By: Aharon Loschak
Rockets are raining down on Israeli cities and towns, and in response, Jewish communities around the world are uniting, doing whatever they can to show support for Israel and its citizens, both materially and spiritually, to strengthen their brethren in peril in the Holy Land.
The Rebbe—Rabbi Menachem M. Schneerson, of righteous memory—repeatedly taught that prayer and increased Torah study and mitzvah observance are critical to the safety of our brothers and sisters in Israel. At other times when Israel and her people were under attack, such as the tense days leading up to the 1967 Six-Day War, the Rebbe addressed thousands of children at the Lag BaOmer parade held in Brooklyn, N.Y., his words of encouragement broadcast to the entire Jewish people:
“Your brothers and sisters in the Holy Land, the Land of Israel, are currently in a situation where G d is protecting them and sending them His blessings, success and salvation in an added measure so that they may emerge—and they will emerge—from their current situation successfully,” the Rebbe assured. “Every time you study … and [perform] another Mitzvah … it brings G d’s increased blessing for salvation and success.”
To that end, Jewish men, women and children will gather in synagogues around the world for the annual reading of the Ten Commandments on the first day of the holiday of Shavuot—which is observed this year from sunset on Sunday, May 16, until nightfall on Tuesday, May 18—just as they stood as one people 3,333 years ago at Mount Sinai.
Gatherings for Prayer and Mitzvahs
“As anyone in the Jewish family, we are shaken by what’s going on in Israel,” said Rabbi Eliezer Zalmanov, who together with his wife, Chanie, co-directs Chabad of Northwest Indiana. “So, we organized a Prayer and Solidarity this evening (Wednesday) in the Chabad backyard. We will say prayers and pledge to do more mitzvot for Israel’s safety.”
Other such communal gatherings for prayer are taking place across the United States. At Chabad of Great Neck, N,Y., Rabbi Yoseph Geisinsky has invited all community members to the Chabad center for a Rosh Chodesh evening gathering to pray together “for our brothers and sisters in Eretz Yisroel and for the Israel Defense Forces.” In addition, also harkening to the Rebbe’s call in such times of distress, they plan to increase in other key planks of Jewish practice, namely Torah study, prayer and charity

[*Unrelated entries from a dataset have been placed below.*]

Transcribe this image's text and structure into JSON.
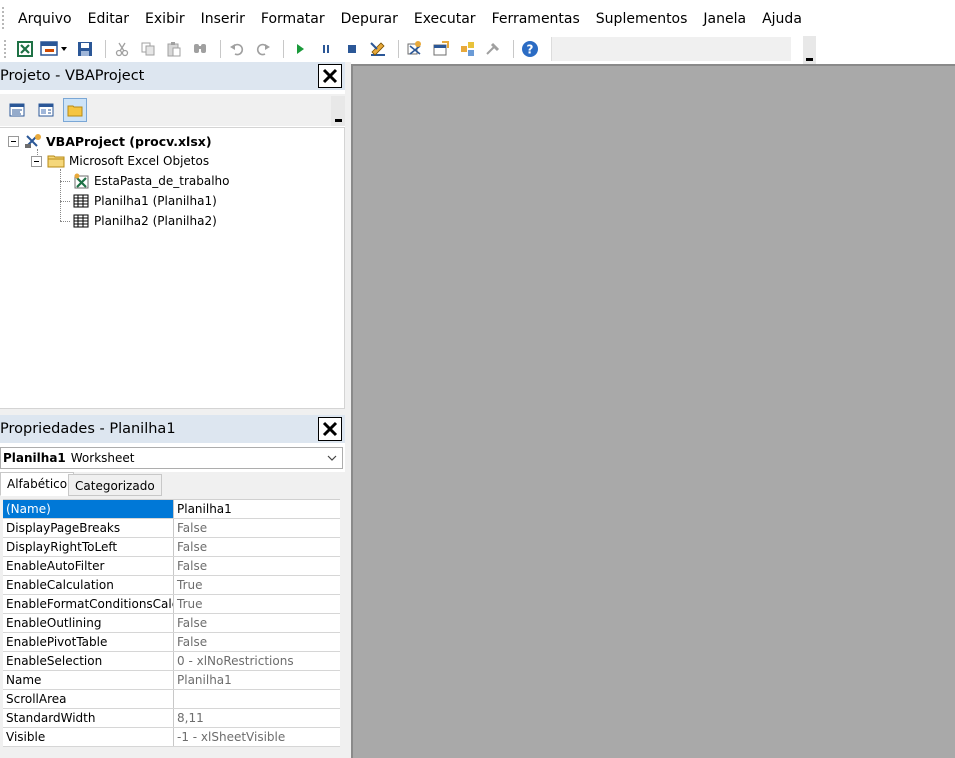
{
  "menubar": {
    "items": [
      {
        "label": "Arquivo"
      },
      {
        "label": "Editar"
      },
      {
        "label": "Exibir"
      },
      {
        "label": "Inserir"
      },
      {
        "label": "Formatar"
      },
      {
        "label": "Depurar"
      },
      {
        "label": "Executar"
      },
      {
        "label": "Ferramentas"
      },
      {
        "label": "Suplementos"
      },
      {
        "label": "Janela"
      },
      {
        "label": "Ajuda"
      }
    ]
  },
  "project_pane": {
    "title": "Projeto - VBAProject",
    "tree": {
      "root": "VBAProject (procv.xlsx)",
      "folder": "Microsoft Excel Objetos",
      "items": [
        "EstaPasta_de_trabalho",
        "Planilha1 (Planilha1)",
        "Planilha2 (Planilha2)"
      ]
    }
  },
  "properties_pane": {
    "title": "Propriedades - Planilha1",
    "object_name": "Planilha1",
    "object_type": "Worksheet",
    "tabs": [
      "Alfabético",
      "Categorizado"
    ],
    "rows": [
      {
        "name": "(Name)",
        "value": "Planilha1"
      },
      {
        "name": "DisplayPageBreaks",
        "value": "False"
      },
      {
        "name": "DisplayRightToLeft",
        "value": "False"
      },
      {
        "name": "EnableAutoFilter",
        "value": "False"
      },
      {
        "name": "EnableCalculation",
        "value": "True"
      },
      {
        "name": "EnableFormatConditionsCalculation",
        "value": "True"
      },
      {
        "name": "EnableOutlining",
        "value": "False"
      },
      {
        "name": "EnablePivotTable",
        "value": "False"
      },
      {
        "name": "EnableSelection",
        "value": "0 - xlNoRestrictions"
      },
      {
        "name": "Name",
        "value": "Planilha1"
      },
      {
        "name": "ScrollArea",
        "value": ""
      },
      {
        "name": "StandardWidth",
        "value": "8,11"
      },
      {
        "name": "Visible",
        "value": "-1 - xlSheetVisible"
      }
    ]
  },
  "colors": {
    "pane_title_bg": "#dde6f0",
    "selection": "#0078d7",
    "mdi_bg": "#a9a9a9"
  }
}
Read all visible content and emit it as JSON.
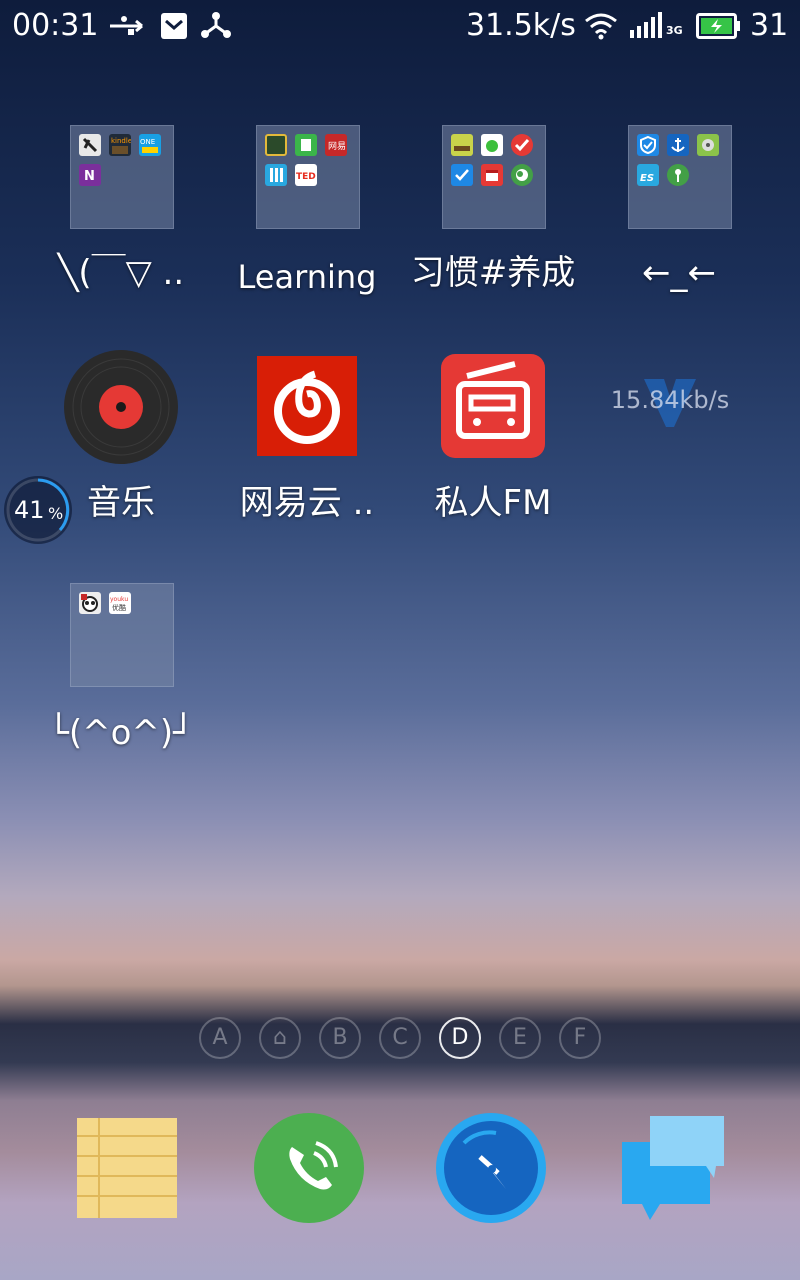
{
  "status_bar": {
    "time": "00:31",
    "net_speed": "31.5k/s",
    "network_type": "3G",
    "battery": "31",
    "icons": [
      "usb-icon",
      "mail-icon",
      "share-icon",
      "wifi-icon",
      "signal-icon",
      "battery-icon"
    ]
  },
  "folders": [
    {
      "label": "╲(￣▽ ..",
      "icons": [
        "black-app-icon",
        "kindle-icon",
        "one-icon",
        "onenote-icon"
      ]
    },
    {
      "label": "Learning",
      "icons": [
        "board-icon",
        "green-note-icon",
        "red-app-icon",
        "blue-grid-icon",
        "ted-icon"
      ]
    },
    {
      "label": "习惯#养成",
      "icons": [
        "yellow-app-icon",
        "green-drop-icon",
        "red-check-icon",
        "blue-check-icon",
        "red-calendar-icon",
        "green-globe-icon"
      ]
    },
    {
      "label": "←_←",
      "icons": [
        "shield-icon",
        "anchor-icon",
        "gear-app-icon",
        "folder-es-icon",
        "green-key-icon"
      ]
    },
    {
      "label": "└(^o^)┘",
      "icons": [
        "panda-icon",
        "youku-icon"
      ]
    }
  ],
  "apps": [
    {
      "label": "音乐",
      "icon": "vinyl-record-icon"
    },
    {
      "label": "网易云 ..",
      "icon": "netease-music-icon"
    },
    {
      "label": "私人FM",
      "icon": "radio-icon"
    }
  ],
  "widgets": {
    "speed": "15.84kb/s",
    "memory_percent": "41",
    "memory_unit": "%"
  },
  "page_indicator": {
    "pages": [
      "A",
      "⌂",
      "B",
      "C",
      "D",
      "E",
      "F"
    ],
    "active": "D"
  },
  "dock": [
    {
      "name": "notes",
      "icon": "notepad-icon"
    },
    {
      "name": "phone",
      "icon": "phone-icon"
    },
    {
      "name": "browser",
      "icon": "compass-icon"
    },
    {
      "name": "messages",
      "icon": "chat-bubbles-icon"
    }
  ],
  "colors": {
    "netease_red": "#d81e06",
    "radio_red": "#e53935",
    "phone_green": "#4caf50",
    "browser_blue": "#1e88e5",
    "chat_blue": "#29a8f0"
  }
}
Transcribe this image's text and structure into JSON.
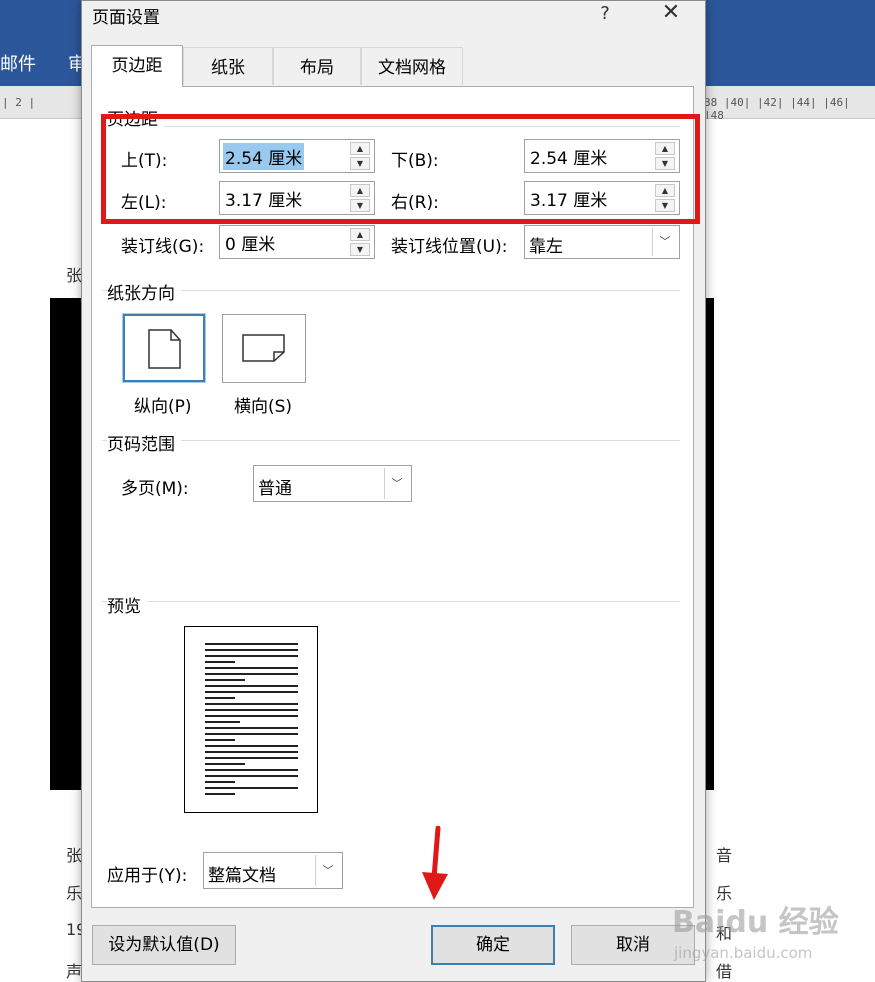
{
  "background": {
    "ribbon_tabs": [
      "邮件",
      "审"
    ],
    "ruler_left": "| 2 | ",
    "ruler_right": "38  |40|  |42|  |44|  |46|  |48",
    "doc_chars_left": [
      "张",
      "张",
      "乐",
      "19",
      "声"
    ],
    "doc_chars_right": [
      "音",
      "乐",
      "和",
      "借"
    ],
    "colors": {
      "ribbon": "#2b579a",
      "doc_image": "#000000"
    }
  },
  "dialog": {
    "title": "页面设置",
    "help_label": "?",
    "close_label": "✕",
    "tabs": [
      {
        "label": "页边距",
        "active": true
      },
      {
        "label": "纸张",
        "active": false
      },
      {
        "label": "布局",
        "active": false
      },
      {
        "label": "文档网格",
        "active": false
      }
    ],
    "margins": {
      "section_label": "页边距",
      "top": {
        "label": "上(T):",
        "value": "2.54 厘米"
      },
      "bottom": {
        "label": "下(B):",
        "value": "2.54 厘米"
      },
      "left": {
        "label": "左(L):",
        "value": "3.17 厘米"
      },
      "right": {
        "label": "右(R):",
        "value": "3.17 厘米"
      },
      "gutter": {
        "label": "装订线(G):",
        "value": "0 厘米"
      },
      "gutter_pos": {
        "label": "装订线位置(U):",
        "value": "靠左"
      }
    },
    "orientation": {
      "section_label": "纸张方向",
      "portrait": {
        "label": "纵向(P)",
        "selected": true
      },
      "landscape": {
        "label": "横向(S)",
        "selected": false
      }
    },
    "pages": {
      "section_label": "页码范围",
      "multiple_label": "多页(M):",
      "multiple_value": "普通"
    },
    "preview": {
      "section_label": "预览"
    },
    "apply_to": {
      "label": "应用于(Y):",
      "value": "整篇文档"
    },
    "buttons": {
      "set_default": "设为默认值(D)",
      "ok": "确定",
      "cancel": "取消"
    }
  },
  "annotations": {
    "highlight_color": "#e01818",
    "arrow_color": "#e01818"
  },
  "watermark": {
    "brand": "Baidu 经验",
    "url": "jingyan.baidu.com"
  }
}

To aide people in their efforts to increase their mitzvah observance for Israel, Rabbi Yosef Wilhelm of the Chabad Young Professionals of the Upper East Side in Manhattan sent out an email to the community, offering anyone the chance to get in touch and put on tefillin, purchase a mezuzah, or assistance with any other mitzvah.
Moved by the heart-rending images of civilians under attack in the Holy Land, the Chabad Young Professionals community of the UES has adopted the village of Mazkeret Batya, which sits 40 kilometers northeast of Gaza and where schools were all shut in recent days, as a sister city community. They have already sent Shavuot gifts to 1,000 children living there and hope to find more ways to connect and uplift the village’s beleaguered population.
Many have taken to the streets to increase their mitzvah efforts. Rabbi Levi Slonim, who directs the Chabad at Binghamton University told Chabad.org that seeing the images being broadcast from Israel has been difficult. “I couldn’t help but feel a sense of hurt and frustration.”
The Rebbe famously launched his landmark tefillin campaign encouraging Jews of all backgrounds to do this important mitzvah before the Six-Day War, stressing the words “Then all the peoples of the earth will see that the name of the Lord is called upon you,” which the Talmud explains refers to tefillin.
“We touched base with students here and immediately coordinated a campus-wide campaign to reach out to every single Jewish student and help them wrap tefillin and say a prayer,” said Slonim. So far, 30 students have participated in the tefillin push.
“The Jewish people are like one body,” Slonim explained, recalling the Rebbe’s teaching, “so every mitzvah we do anywhere in the world strengthens and impacts Jews wherever they may be.” (Chabad.org)